Data excerpts below:

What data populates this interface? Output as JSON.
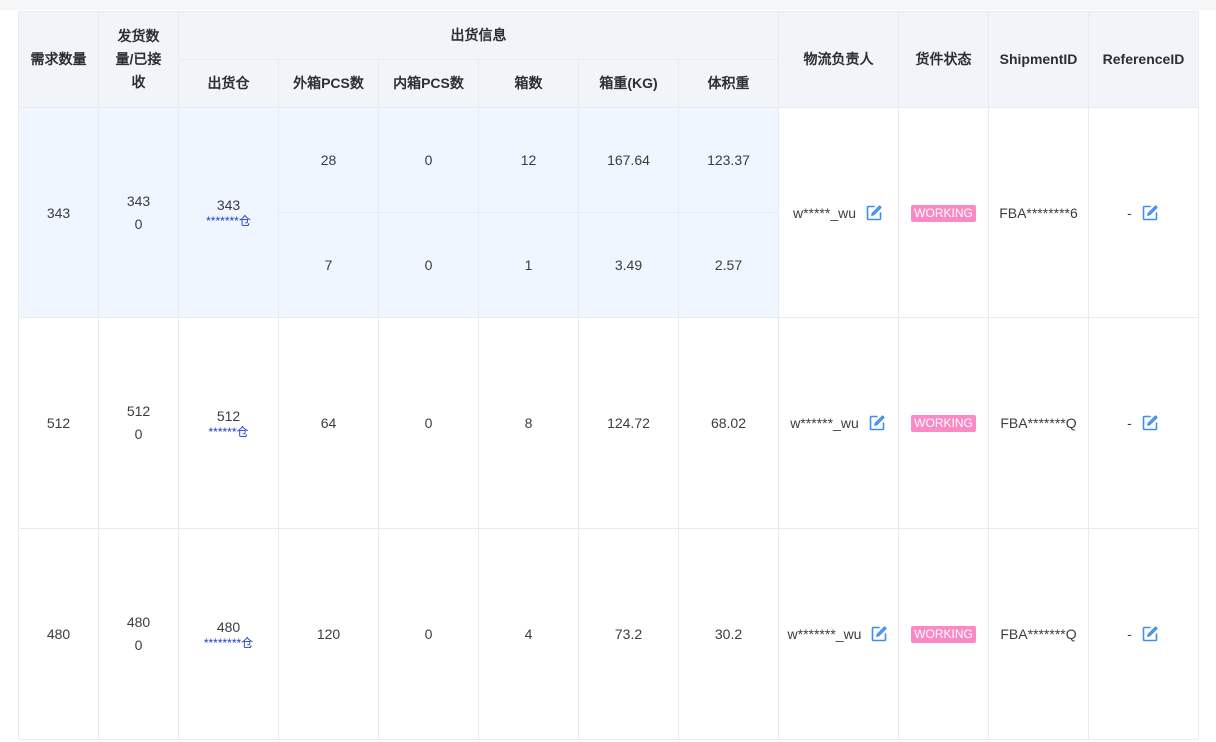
{
  "headers": {
    "demand_qty": "需求数量",
    "shipped_received": "发货数量/已接收",
    "ship_info": "出货信息",
    "warehouse": "出货仓",
    "outer_pcs": "外箱PCS数",
    "inner_pcs": "内箱PCS数",
    "box_count": "箱数",
    "box_weight": "箱重(KG)",
    "volume_weight": "体积重",
    "logistics_owner": "物流负责人",
    "cargo_status": "货件状态",
    "shipment_id": "ShipmentID",
    "reference_id": "ReferenceID"
  },
  "rows": [
    {
      "demand": "343",
      "shipped": "343",
      "received": "0",
      "warehouse_qty": "343",
      "warehouse_name": "*******仓",
      "boxes": [
        {
          "outer_pcs": "28",
          "inner_pcs": "0",
          "box_count": "12",
          "box_weight": "167.64",
          "volume_weight": "123.37"
        },
        {
          "outer_pcs": "7",
          "inner_pcs": "0",
          "box_count": "1",
          "box_weight": "3.49",
          "volume_weight": "2.57"
        }
      ],
      "owner": "w*****_wu",
      "status": "WORKING",
      "shipment_id": "FBA********6",
      "reference_id": "-"
    },
    {
      "demand": "512",
      "shipped": "512",
      "received": "0",
      "warehouse_qty": "512",
      "warehouse_name": "******仓",
      "boxes": [
        {
          "outer_pcs": "64",
          "inner_pcs": "0",
          "box_count": "8",
          "box_weight": "124.72",
          "volume_weight": "68.02"
        }
      ],
      "owner": "w******_wu",
      "status": "WORKING",
      "shipment_id": "FBA*******Q",
      "reference_id": "-"
    },
    {
      "demand": "480",
      "shipped": "480",
      "received": "0",
      "warehouse_qty": "480",
      "warehouse_name": "********仓",
      "boxes": [
        {
          "outer_pcs": "120",
          "inner_pcs": "0",
          "box_count": "4",
          "box_weight": "73.2",
          "volume_weight": "30.2"
        }
      ],
      "owner": "w*******_wu",
      "status": "WORKING",
      "shipment_id": "FBA*******Q",
      "reference_id": "-"
    }
  ],
  "icons": {
    "edit": "edit-icon"
  },
  "colors": {
    "header_bg": "#f1f4f8",
    "highlight_row_bg": "#f0f6ff",
    "status_badge": "#f98ac3",
    "edit_icon": "#3d8ef0",
    "warehouse_link": "#1a3fd0"
  }
}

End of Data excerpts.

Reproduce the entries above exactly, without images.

What data populates this interface? Output as JSON.
{
  "headers": {
    "demand_qty": "需求数量",
    "shipped_received": "发货数量/已接收",
    "ship_info": "出货信息",
    "warehouse": "出货仓",
    "outer_pcs": "外箱PCS数",
    "inner_pcs": "内箱PCS数",
    "box_count": "箱数",
    "box_weight": "箱重(KG)",
    "volume_weight": "体积重",
    "logistics_owner": "物流负责人",
    "cargo_status": "货件状态",
    "shipment_id": "ShipmentID",
    "reference_id": "ReferenceID"
  },
  "rows": [
    {
      "demand": "343",
      "shipped": "343",
      "received": "0",
      "warehouse_qty": "343",
      "warehouse_name": "*******仓",
      "boxes": [
        {
          "outer_pcs": "28",
          "inner_pcs": "0",
          "box_count": "12",
          "box_weight": "167.64",
          "volume_weight": "123.37"
        },
        {
          "outer_pcs": "7",
          "inner_pcs": "0",
          "box_count": "1",
          "box_weight": "3.49",
          "volume_weight": "2.57"
        }
      ],
      "owner": "w*****_wu",
      "status": "WORKING",
      "shipment_id": "FBA********6",
      "reference_id": "-"
    },
    {
      "demand": "512",
      "shipped": "512",
      "received": "0",
      "warehouse_qty": "512",
      "warehouse_name": "******仓",
      "boxes": [
        {
          "outer_pcs": "64",
          "inner_pcs": "0",
          "box_count": "8",
          "box_weight": "124.72",
          "volume_weight": "68.02"
        }
      ],
      "owner": "w******_wu",
      "status": "WORKING",
      "shipment_id": "FBA*******Q",
      "reference_id": "-"
    },
    {
      "demand": "480",
      "shipped": "480",
      "received": "0",
      "warehouse_qty": "480",
      "warehouse_name": "********仓",
      "boxes": [
        {
          "outer_pcs": "120",
          "inner_pcs": "0",
          "box_count": "4",
          "box_weight": "73.2",
          "volume_weight": "30.2"
        }
      ],
      "owner": "w*******_wu",
      "status": "WORKING",
      "shipment_id": "FBA*******Q",
      "reference_id": "-"
    }
  ],
  "icons": {
    "edit": "edit-icon"
  },
  "colors": {
    "header_bg": "#f1f4f8",
    "highlight_row_bg": "#f0f6ff",
    "status_badge": "#f98ac3",
    "edit_icon": "#3d8ef0",
    "warehouse_link": "#1a3fd0"
  }
}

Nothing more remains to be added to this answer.